[Written for the Brixton Bugle]
Themes are like Marmite – usually you love or you hate them. But I fail to see how anyone could not love the medicinal-theming of cafe-cum-bar-cum-restaurant First Aid Box, up in Herne Hill.
According to its owners the idea was born out of plans to have their next venture inside Pop Brixton, hence the box reference. Their Pop-plans didn’t materialise, but since they already had a brand they were proud of and growing support, they kept it.
The concept carries through into the food, which is made with health and nutrition in mind. In a town being taken over by burgers, this fresh and health-conscious food provides a welcome detox. Of course, I’ll take that detox with a side of boozy cocktail.
Behind the small shop front on Dulwich Road, opposite Brockwell Park, is a space filled with medical paraphernalia such as conical vases, pipettes and the odd IV drip on wheels. Thankfully it’s much more cosy apothecary than stark pharmacy and the dim lighting on an evening, with the large windows at the front, make for an alluring den vibe.
The owners, Chris Edwards and Dave Tregenza, also own a drinks consultancy and so you can imagine that their cocktails are better than most. You’ll find similar creativity in their sister bar/restaurant the Shrub and Shutter on Coldharbour Lane.
The cocktail menu makes for great reading and I do fancy heading back to try the mo-pea-to (if you didn’t get it, that’s a mojito made with pea-infused vodka). Tonight, I opted for a long version of their Conscious Pilot – a take on the classic Aviation – and my accomplice picked a cherry version of a Paloma. Both were totally refreshing and we could have drunk them into the wee hours.
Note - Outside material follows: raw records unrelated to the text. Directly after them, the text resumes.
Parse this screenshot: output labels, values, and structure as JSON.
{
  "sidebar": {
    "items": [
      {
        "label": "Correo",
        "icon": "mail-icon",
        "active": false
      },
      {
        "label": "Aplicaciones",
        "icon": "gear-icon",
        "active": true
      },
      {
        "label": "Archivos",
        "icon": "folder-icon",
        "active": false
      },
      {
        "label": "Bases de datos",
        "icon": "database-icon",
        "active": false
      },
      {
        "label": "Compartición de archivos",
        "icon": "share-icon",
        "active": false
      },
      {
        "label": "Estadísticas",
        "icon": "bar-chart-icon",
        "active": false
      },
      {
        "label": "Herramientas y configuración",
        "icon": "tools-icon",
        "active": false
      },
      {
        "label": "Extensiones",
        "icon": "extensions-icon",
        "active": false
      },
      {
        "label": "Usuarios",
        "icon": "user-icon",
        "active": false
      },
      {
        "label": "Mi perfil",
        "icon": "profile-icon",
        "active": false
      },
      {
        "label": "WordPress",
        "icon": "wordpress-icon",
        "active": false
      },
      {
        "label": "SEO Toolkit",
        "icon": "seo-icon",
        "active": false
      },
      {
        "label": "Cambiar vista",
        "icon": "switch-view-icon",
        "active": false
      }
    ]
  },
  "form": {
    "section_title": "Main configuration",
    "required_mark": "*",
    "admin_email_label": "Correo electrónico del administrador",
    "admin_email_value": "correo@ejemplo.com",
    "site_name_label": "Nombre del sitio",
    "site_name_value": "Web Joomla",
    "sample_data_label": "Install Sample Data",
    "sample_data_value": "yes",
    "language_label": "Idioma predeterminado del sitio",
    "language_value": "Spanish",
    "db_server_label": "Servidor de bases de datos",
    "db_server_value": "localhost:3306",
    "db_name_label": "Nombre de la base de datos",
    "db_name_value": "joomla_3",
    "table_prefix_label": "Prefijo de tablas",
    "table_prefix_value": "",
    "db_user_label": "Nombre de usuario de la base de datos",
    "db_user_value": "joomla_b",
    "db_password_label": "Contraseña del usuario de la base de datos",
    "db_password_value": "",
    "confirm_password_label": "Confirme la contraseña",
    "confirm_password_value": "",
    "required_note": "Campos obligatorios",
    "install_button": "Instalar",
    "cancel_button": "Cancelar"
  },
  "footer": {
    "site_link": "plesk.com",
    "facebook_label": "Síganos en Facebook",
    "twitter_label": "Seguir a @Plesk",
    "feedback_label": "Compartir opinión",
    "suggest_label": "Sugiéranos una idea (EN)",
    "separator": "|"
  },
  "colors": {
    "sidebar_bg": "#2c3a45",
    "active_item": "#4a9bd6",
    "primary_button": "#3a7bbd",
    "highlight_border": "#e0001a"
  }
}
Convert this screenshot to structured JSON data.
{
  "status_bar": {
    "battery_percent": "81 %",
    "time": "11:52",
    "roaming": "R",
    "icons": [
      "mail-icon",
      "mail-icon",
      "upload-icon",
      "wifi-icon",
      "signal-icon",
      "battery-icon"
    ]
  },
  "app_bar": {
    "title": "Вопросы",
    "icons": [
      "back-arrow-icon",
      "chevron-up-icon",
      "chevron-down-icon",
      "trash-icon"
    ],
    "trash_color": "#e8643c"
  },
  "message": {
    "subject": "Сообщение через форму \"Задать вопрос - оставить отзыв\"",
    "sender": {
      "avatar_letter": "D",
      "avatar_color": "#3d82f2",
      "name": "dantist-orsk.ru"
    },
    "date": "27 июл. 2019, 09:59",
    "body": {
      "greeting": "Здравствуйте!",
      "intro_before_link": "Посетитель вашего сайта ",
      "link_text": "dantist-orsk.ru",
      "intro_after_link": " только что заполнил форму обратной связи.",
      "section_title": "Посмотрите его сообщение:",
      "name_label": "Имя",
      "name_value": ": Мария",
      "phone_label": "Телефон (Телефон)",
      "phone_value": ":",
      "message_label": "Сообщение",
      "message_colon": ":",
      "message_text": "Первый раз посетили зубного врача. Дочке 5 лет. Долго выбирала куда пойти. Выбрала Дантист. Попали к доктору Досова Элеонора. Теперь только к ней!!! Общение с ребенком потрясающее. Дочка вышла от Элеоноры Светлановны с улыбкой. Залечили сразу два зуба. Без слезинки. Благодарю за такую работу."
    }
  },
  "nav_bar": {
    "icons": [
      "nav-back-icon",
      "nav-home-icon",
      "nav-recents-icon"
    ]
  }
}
Through into the small kitchen, Chef Joe Knowlden runs the show and has put together a stunning menu, which they change regularly. To pull it off, he uses local suppliers such as Pished Fish, Jones the Butcher, Flying Fish and Harvey & Brockless. The menu is made up of small plates and the recommended dose for two people is between four and six. We went for five mains followed by two desserts and that was perfect.
The first to arrive was the sea bream ceviche, which actually turned out to be my favourite. The dressing was an earthy mix of soy and sesame and the chunks of fish came flecked with chilli and some super-powerful coriander. It was served with crisp breads which really helped with scooping.
We were shortly joined by the two specials of the day – mackerel topped with a pickled-tasting wasabi cucumber salad and then chorizo and potatoes with hay smoked mayonnaise, which we learned had been freshly smoked that morning. It’s touches like this – the effort and commitment to creating something individual and surprising – which make First Aid Box stand out from the crowd.
The two meat dishes were the last to arrive. The bavette steak which came served with Café de Paris butter (butter made better with numerous herbs and spices) and a zingy chimichurri green sauce was juicy, tender and blushingly pink. And finally the smoked duck breast and soft rhubarb contrasted in texture and flavour with the crunchy and salty black pudding crumb. Such pleasing combinations.
We also tasted a couple of desserts and boy, were we glad we did. Their vanilla ice cream was so velvety and creamy that it would have been just fine without the strawberries and lavender. But the buttermilk… oh, the buttermilk! Creamy and almost panna cotta-like in texture and richness, it was the perfect end to a wonderful evening of food and drink.
If you haven’t guessed yet, I’m a huge fan of First Aid Box and will definitely be heading back there. It’s so nice to see a couple of guys, totally into what they do, and doing a bloody great job of it.